This Passover Recipe Tells the Story of a Family Tree

The reference of a fish dish stirs Dafna Tapiero’s memory of a jar of saffron water perched on her grandma’s counter in Paris.

The jar sat there, ready to brighten her grandma’s Passover recipes such as poultry, rice and the first class, pescado blanco, the Judeo-Spanish title to get the dish Ms. Tapiero’s grandma Violette Corcos Budestchu ate growing up in Morocco and afterwards made at Passovers at Paris.

“You stuffed the fish with cilantro and parsley in the center,” explained Ms. Tapiero, remembering her grandma’s groundwork,”then inserted peppers and tomato and olives, and poured the saffron water over all.”

Ms. Tapeiro, an global economist who had been born in New York, is a descendant of their Corcos household, with a lineage extending back centuries and largely extending across the Mediterranean and the Americas.

The household, although none of enormous prominence, has a well-documented history, thanks to different members that have tracked its 12,000 descendants.

According to the household, the Corcoses abandoned the Middle East sometime prior to the 13th century, the earliest recorded date of the existence in Spain, where they discovered many new dishes which became part of their Sephardic canon.

Along the manner and over generationsthey, like so many other households, handed down recipesthat shifted slightly over time since the household spread. One of the dishes was that saffron fish, a dish average of Moroccan Jewish cuisine, frequently served in Passover and about the Sabbath.

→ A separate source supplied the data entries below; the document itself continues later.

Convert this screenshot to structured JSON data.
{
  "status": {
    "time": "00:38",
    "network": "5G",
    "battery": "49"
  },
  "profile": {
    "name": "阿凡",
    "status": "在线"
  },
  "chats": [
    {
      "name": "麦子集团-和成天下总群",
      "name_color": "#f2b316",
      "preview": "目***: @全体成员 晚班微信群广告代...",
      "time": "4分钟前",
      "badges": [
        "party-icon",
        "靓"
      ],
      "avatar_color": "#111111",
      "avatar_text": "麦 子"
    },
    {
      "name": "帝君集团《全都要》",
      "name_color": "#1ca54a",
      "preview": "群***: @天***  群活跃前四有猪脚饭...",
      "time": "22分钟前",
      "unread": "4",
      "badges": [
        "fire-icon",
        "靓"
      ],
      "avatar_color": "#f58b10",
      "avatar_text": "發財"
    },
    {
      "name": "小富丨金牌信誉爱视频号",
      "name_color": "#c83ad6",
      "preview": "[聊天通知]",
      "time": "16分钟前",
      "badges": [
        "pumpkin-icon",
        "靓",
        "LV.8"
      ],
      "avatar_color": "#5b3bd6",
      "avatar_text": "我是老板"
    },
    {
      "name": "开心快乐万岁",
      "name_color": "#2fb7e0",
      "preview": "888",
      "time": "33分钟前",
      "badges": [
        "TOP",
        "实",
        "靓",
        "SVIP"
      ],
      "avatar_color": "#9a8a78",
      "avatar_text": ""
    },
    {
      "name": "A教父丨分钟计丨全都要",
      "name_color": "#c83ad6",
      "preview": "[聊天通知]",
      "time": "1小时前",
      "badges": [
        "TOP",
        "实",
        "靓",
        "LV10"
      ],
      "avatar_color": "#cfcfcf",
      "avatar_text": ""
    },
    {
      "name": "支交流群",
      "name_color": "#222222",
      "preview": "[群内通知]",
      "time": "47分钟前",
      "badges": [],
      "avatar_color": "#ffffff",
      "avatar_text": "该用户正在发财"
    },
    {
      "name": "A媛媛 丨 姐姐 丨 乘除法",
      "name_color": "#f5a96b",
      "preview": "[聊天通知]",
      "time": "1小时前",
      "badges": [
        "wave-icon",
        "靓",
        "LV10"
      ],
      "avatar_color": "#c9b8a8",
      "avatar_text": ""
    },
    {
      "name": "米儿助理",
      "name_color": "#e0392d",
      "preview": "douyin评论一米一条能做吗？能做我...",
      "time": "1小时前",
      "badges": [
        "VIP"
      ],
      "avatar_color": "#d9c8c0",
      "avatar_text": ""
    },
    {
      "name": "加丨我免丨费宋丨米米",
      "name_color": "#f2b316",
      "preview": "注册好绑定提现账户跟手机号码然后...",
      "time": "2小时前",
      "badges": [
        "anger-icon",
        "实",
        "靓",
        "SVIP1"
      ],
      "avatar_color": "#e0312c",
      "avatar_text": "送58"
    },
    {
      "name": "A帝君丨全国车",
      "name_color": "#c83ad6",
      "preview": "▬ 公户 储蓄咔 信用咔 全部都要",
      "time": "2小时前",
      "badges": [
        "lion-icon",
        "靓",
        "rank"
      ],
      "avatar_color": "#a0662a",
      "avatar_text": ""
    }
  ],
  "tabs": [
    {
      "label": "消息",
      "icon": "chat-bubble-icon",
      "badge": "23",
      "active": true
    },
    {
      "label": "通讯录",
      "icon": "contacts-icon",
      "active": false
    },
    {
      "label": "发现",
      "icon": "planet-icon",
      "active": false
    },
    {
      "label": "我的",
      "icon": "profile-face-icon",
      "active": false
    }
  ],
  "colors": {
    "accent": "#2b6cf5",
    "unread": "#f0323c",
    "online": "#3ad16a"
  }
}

The dish started as a more straightforward preparation, as an entire fish with onions and a small lemon, and possibly saffron, a spice which came in southern Spain with the Moors in the eighth century. (Most cooks substitute ground garlic to the pricier saffron.) The tomatoes and peppers, an inclusion from the Americas, after came to embellish and deepen the dish flavors.

The cookbook writer Danielle Renov is from the other branch of this Moroccan Corcoses out of Fez. Her novel,”Peas, Love & Carrots” (Mesorah Publications, 2020), comprises many recipes from her grandma Marcelle Corcos, such as a take on saffron fish with fish fillets, and tons of peppers, sweet and hot, together with a side of garlic mayonnaise.

“All these are the dishes I grew up eating,” she added,”along with also the adventure of eating, cooking and serving them is tied into the profound psychological connection I feel to those who cooked them for me personally, my mom and my grandma.”

At another, she integrates preserved lemon, olives, berries, carrots, cilantro and occasionally potatoes.

He adds garlic into his model, as well as the saffron.

Ms. Tapiero adheres to her grandma’s recipe.

Though he does not earn saffron fish, he also makes escabeche, yet another fish dish comprising peppers, and ready by other parts of their Corcos household in Jamaica.

“Our people’s capability to live and flourish through geography and history contained culinary variation,” Rabbi Sasso stated.

Along with the recipe is still passed down. Ms. Renov, for example, will likely be serving the dish for Passover this year.

“When I pour those specific recipes to my children,” she explained,”my hope is to pass the love, warmth and relaxation I was given through those dishes.”